Thread clips, finger nail clippers, tweezers in kits, computer tools, computer vaccuums, lets not forget tooth brushes and old paint brushes to wipe and clean. Q-tips, fishing tweezers they are long and thin. Use only sewing machine oil to oil your machine.

Big huge heavy washers can be wrapped and used as pattern weights.

Medical paper is cheaper than pattern paper, butcher paper, wax paper, tissue for presents , all this can be used to trace patterns. News paper can stain fabric but a friend of mine use to use it.
Old blankets can be used for quilt stuffing.

Scraps from sewing can be used for stuffing, reuse pillow stuffing.

Reuse gift boxes for storage, pill bottles to hold old needles, Old tins to hold sewing supplies, old plastic coffee cans for storage and not to mention tackle boxes and tool boxes. Yeah you have to clean them first but how nice remake them into yours

A dresser can serve as a place to store patterns and fabric. Suit cases can be used to store fabric neatly and dust free.

Need a stiff bottom for a bag? or board for your home made folios? Use old political signs, ad signs on the road that often get left behind they are plastic and stiff.. please dont go taking the good ones you can and will get in trouble for that. Dollar store foam board huge poster size is good and you can make alot from them, cereal boxes, cardboard boxes.

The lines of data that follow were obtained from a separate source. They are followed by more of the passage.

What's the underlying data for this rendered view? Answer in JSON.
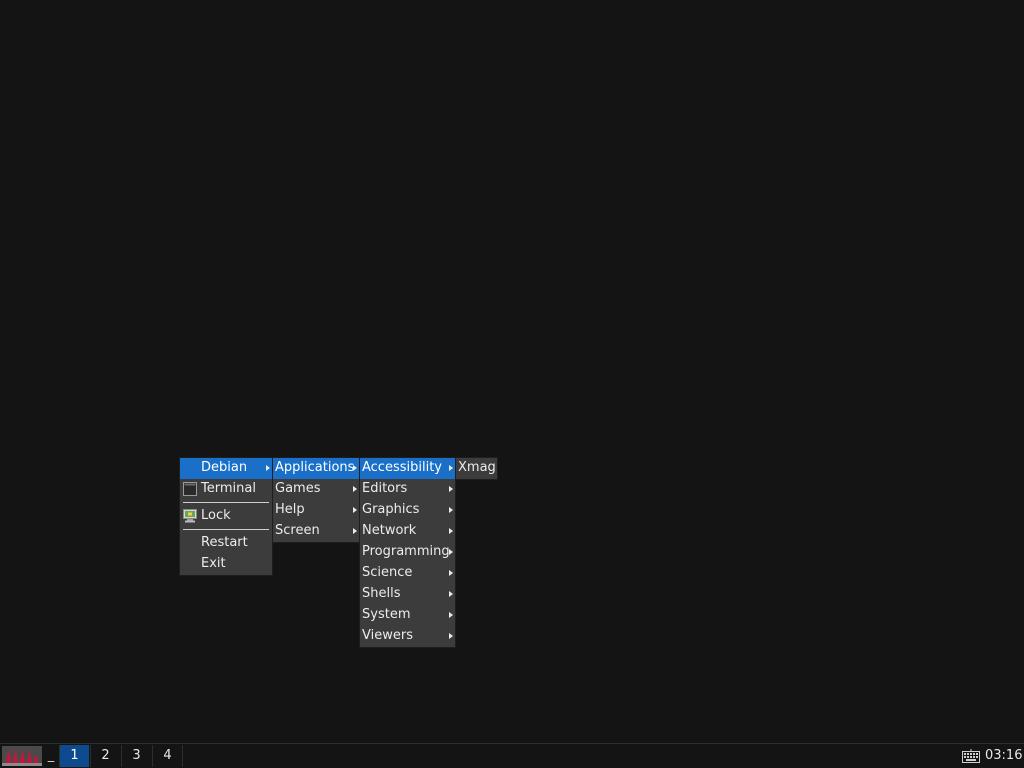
{
  "root_menu": {
    "items": [
      {
        "label": "Debian"
      },
      {
        "label": "Terminal",
        "icon": "terminal-icon"
      },
      {
        "label": "Lock",
        "icon": "lock-screen-icon"
      },
      {
        "label": "Restart"
      },
      {
        "label": "Exit"
      }
    ]
  },
  "debian_menu": {
    "items": [
      {
        "label": "Applications"
      },
      {
        "label": "Games"
      },
      {
        "label": "Help"
      },
      {
        "label": "Screen"
      }
    ]
  },
  "applications_menu": {
    "items": [
      {
        "label": "Accessibility"
      },
      {
        "label": "Editors"
      },
      {
        "label": "Graphics"
      },
      {
        "label": "Network"
      },
      {
        "label": "Programming"
      },
      {
        "label": "Science"
      },
      {
        "label": "Shells"
      },
      {
        "label": "System"
      },
      {
        "label": "Viewers"
      }
    ]
  },
  "accessibility_menu": {
    "items": [
      {
        "label": "Xmag"
      }
    ]
  },
  "taskbar": {
    "minimize_label": "_",
    "workspaces": [
      {
        "label": "1",
        "active": true
      },
      {
        "label": "2"
      },
      {
        "label": "3"
      },
      {
        "label": "4"
      }
    ],
    "keyboard_icon": "keyboard-icon",
    "clock": "03:16"
  },
  "colors": {
    "desktop_bg": "#141414",
    "menu_bg": "#3c3c3c",
    "highlight": "#1a70c8",
    "active_workspace": "#0d4a8e",
    "logo_red": "#c8143c"
  }
}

Old mike crates and be lined or used as they are for storage. An old file holder can be used to store rulers. old file cabinets can be used for notions and patterns. Store patterns in old notebooks look for them in thriftshops or use your kids old ones. I love PDF files for patterns!!!!! easy to store and very small.

No matter how big or small your sewing space is we can help you find the room to sew!

more tips 1/22/11

  • Stiletto Heel- Hold down the fabric with a stiletto hell as you feed it under the presser foot. Your seam allowances will come out more even.
  • Sandpaper- Glue fine sandpaper to a piece of foam board. Use this board under your fabric to hold it snuggly in place with no slipping.
  • Paper lunch sack- Fold down a paper sack a few inches and tape to the edge of your sewing table. Drop scrap fabric, excess thread and other trash into this bag as you sew to keep your area clean.
  • Old Car Mat- Place an old car mat under your sewing machine foot pedal to keep it from shifting.
  • White Vinegar- A cup of white vinegar added when prewashing fabrics will help set colors.
  • Furniture glides- Tape a thin Teflon rectangle to the bed of the sewing machine as a guide for seam allowances. The sticky, felt circle kind also help to secure rulers and other supplies.
  •  Before you start your next project, stop by the office supply store to purchase a finger tip moistenergrip. There are many brands. This will help you grip fabric, thread any tiny pieces. Plus, at your craft booth it helps count money, especially new bills that stick together